HDMI2.1 connector technology interpretation


The HDMI 2.1 connector has seen numerous updates in electrical and physical performance parameters compared to the HDMI 1.4 version. Let's delve into each of these updates:


1、Increased High-Frequency Testing for HDMI Connectors:

As the demand for high data rate transmission, especially for 4K and 8K Ultra HD (UHD) TVs, rises, HDMI becomes crucial for reliable data transfer between the source (video player) and the receiver (TV). With higher data rates, the interconnect between these devices becomes a bottleneck for reliable data transmission. This interconnectivity may lead to Signal Integrity (SI) issues such as Electromagnetic Interference (EMI), crosstalk, Inter-Symbol Interference (ISI), and signal jitter. Consequently, with the rise in data rates, HDMI 2.1 connector design has started to consider SI. As a result, the association testing has added requirements for high-frequency testing.

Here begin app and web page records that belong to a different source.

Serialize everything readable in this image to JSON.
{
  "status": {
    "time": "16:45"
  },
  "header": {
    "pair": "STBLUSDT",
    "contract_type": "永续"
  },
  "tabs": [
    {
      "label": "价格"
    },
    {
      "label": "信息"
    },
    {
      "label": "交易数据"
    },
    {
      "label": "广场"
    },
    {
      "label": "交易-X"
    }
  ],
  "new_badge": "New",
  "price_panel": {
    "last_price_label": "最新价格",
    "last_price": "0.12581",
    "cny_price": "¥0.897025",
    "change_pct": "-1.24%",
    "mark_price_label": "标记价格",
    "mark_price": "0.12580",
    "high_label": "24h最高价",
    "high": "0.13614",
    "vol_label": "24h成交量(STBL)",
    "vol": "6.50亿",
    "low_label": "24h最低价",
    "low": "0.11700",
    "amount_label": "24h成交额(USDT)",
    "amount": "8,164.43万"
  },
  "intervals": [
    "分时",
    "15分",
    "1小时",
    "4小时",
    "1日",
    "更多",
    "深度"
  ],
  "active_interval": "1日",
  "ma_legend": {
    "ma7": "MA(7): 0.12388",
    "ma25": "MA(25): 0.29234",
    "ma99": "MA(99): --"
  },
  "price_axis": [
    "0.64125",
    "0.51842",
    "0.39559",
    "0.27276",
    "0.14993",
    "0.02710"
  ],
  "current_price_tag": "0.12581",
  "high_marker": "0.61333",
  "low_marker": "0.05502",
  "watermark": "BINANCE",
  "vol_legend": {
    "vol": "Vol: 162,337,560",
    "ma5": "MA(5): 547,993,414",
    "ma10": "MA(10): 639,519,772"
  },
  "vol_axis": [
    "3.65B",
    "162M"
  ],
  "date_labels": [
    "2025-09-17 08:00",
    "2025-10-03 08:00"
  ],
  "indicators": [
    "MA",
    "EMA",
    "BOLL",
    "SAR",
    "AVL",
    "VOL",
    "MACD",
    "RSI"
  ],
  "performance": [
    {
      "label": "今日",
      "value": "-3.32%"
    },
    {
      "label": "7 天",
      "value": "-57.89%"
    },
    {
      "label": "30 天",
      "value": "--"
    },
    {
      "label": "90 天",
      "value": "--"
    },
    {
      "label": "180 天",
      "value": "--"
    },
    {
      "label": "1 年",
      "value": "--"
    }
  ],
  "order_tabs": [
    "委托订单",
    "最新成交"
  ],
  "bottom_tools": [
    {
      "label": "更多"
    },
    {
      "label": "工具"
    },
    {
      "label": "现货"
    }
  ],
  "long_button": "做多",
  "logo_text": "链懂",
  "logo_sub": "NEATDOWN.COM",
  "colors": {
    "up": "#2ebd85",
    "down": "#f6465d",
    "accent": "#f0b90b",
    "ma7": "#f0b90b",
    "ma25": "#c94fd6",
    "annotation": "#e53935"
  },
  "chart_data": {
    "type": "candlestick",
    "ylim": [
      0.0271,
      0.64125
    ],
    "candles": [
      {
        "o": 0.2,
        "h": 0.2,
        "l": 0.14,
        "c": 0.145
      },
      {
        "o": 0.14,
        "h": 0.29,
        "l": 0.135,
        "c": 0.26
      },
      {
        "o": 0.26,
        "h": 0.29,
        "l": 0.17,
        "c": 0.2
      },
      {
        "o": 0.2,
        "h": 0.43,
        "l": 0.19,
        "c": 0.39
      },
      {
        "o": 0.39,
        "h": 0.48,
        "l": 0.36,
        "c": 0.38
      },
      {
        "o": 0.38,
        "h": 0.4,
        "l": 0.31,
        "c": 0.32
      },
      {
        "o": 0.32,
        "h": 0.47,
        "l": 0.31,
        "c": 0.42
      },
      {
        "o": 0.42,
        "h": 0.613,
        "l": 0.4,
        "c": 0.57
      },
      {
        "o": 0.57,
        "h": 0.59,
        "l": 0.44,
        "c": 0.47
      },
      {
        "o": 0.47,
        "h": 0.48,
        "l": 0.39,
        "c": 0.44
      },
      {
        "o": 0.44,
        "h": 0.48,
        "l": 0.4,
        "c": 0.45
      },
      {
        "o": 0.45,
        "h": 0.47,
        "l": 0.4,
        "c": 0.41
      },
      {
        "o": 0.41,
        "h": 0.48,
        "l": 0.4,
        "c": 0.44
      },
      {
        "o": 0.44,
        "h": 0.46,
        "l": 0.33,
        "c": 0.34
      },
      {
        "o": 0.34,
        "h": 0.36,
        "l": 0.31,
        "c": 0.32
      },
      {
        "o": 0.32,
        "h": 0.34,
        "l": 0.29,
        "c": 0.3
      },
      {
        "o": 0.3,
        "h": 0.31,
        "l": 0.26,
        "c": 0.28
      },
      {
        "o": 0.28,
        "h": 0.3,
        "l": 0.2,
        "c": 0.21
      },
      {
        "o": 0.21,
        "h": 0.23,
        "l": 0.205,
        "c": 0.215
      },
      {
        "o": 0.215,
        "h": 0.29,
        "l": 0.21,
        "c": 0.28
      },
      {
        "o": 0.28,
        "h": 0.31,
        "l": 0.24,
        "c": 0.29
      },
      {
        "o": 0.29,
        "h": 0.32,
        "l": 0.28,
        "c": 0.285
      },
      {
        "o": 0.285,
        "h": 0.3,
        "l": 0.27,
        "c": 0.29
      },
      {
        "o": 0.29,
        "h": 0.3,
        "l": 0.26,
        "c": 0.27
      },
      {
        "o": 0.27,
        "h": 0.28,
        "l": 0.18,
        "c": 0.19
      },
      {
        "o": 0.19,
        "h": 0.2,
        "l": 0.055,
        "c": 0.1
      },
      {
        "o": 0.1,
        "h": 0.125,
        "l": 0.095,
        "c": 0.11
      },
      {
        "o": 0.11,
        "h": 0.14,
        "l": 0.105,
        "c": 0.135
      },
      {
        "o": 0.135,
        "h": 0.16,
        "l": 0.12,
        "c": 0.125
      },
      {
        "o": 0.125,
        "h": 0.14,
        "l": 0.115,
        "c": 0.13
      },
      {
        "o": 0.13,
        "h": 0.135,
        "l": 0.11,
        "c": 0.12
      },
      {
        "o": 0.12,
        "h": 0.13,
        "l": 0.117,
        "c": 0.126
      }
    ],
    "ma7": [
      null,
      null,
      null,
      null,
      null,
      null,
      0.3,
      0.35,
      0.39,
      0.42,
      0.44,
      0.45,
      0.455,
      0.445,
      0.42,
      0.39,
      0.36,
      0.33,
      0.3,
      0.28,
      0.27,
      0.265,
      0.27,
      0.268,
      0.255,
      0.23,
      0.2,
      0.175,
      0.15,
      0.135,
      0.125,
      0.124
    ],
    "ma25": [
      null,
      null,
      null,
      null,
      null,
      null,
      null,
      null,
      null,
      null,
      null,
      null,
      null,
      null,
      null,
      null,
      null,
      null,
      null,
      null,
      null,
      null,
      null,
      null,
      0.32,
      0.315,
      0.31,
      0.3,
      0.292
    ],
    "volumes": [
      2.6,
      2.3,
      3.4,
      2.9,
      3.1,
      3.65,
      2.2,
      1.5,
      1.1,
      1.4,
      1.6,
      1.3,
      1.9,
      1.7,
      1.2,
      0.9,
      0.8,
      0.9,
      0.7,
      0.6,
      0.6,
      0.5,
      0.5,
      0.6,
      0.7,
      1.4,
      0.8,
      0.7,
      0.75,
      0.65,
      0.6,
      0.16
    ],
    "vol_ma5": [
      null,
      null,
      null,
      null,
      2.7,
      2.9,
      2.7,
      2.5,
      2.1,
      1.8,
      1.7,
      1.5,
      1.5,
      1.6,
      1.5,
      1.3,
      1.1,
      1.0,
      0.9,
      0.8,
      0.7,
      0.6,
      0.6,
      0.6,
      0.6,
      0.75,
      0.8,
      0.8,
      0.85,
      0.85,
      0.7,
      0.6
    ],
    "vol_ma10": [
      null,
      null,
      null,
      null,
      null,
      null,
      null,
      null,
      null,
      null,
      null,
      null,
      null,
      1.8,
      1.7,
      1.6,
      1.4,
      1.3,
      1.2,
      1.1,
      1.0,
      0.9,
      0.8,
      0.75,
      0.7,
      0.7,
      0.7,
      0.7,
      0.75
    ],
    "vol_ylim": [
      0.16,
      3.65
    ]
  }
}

To enhance the SI performance of HDMI connectors, connector manufacturers have modified the shapes of metal pins and dielectric materials according to design rules and mechanical reliability to meet the high-frequency testing requirements.


2、Increased Bandwidth Requirements for HDMI 2.1 Connectors:

The previous HDMI 2.0 had a throughput of 18Gbps but did not define new HDMI cables or connectors. HDMI 2.1, on the other hand, boasts over double the throughput, allowing for bandwidths of up to 48 Gbps. While new HDMI 2.1 cables will be backward compatible with HDMI 1.4 and HDMI 2.0 devices, old cables won't be forward-compatible with the new specifications. HDMI 2.1 connectors feature four data channels: D2, D1, D0, and CK, through which data is transmitted differentially. As each channel shares similar electrical characteristics, HDMI 2.1 connector designs need to exhibit superior SI performance to meet the 48Gbps bandwidth of the next-generation HDMI connector.



3、Additional Differential Requirements:

HDMI 2.1 connector testing falls under Category 3, whereas HDMI 1.4 testing falls under Category 1 and Category 2. After HDMI 2.1, connector shapes are limited to Type A, C, and D, with the previously-used Type E interface primarily in the automotive field being phased out. To enhance electrical characteristics to meet HDMI 2.1 standards, connector designs require modifications to design parameters such as the width, thickness, and length of metal pins. Some manufacturers may also employ other methods, such as introducing gaps in the socket's dielectric material, to reduce capacitance coupling. Ultimately, the validated design parameters need to meet impedance ranges. HDMI 2.1 connectors offer better SI performance than previous lower-tier versions, and corresponding connector manufacturers will implement various device and process controls.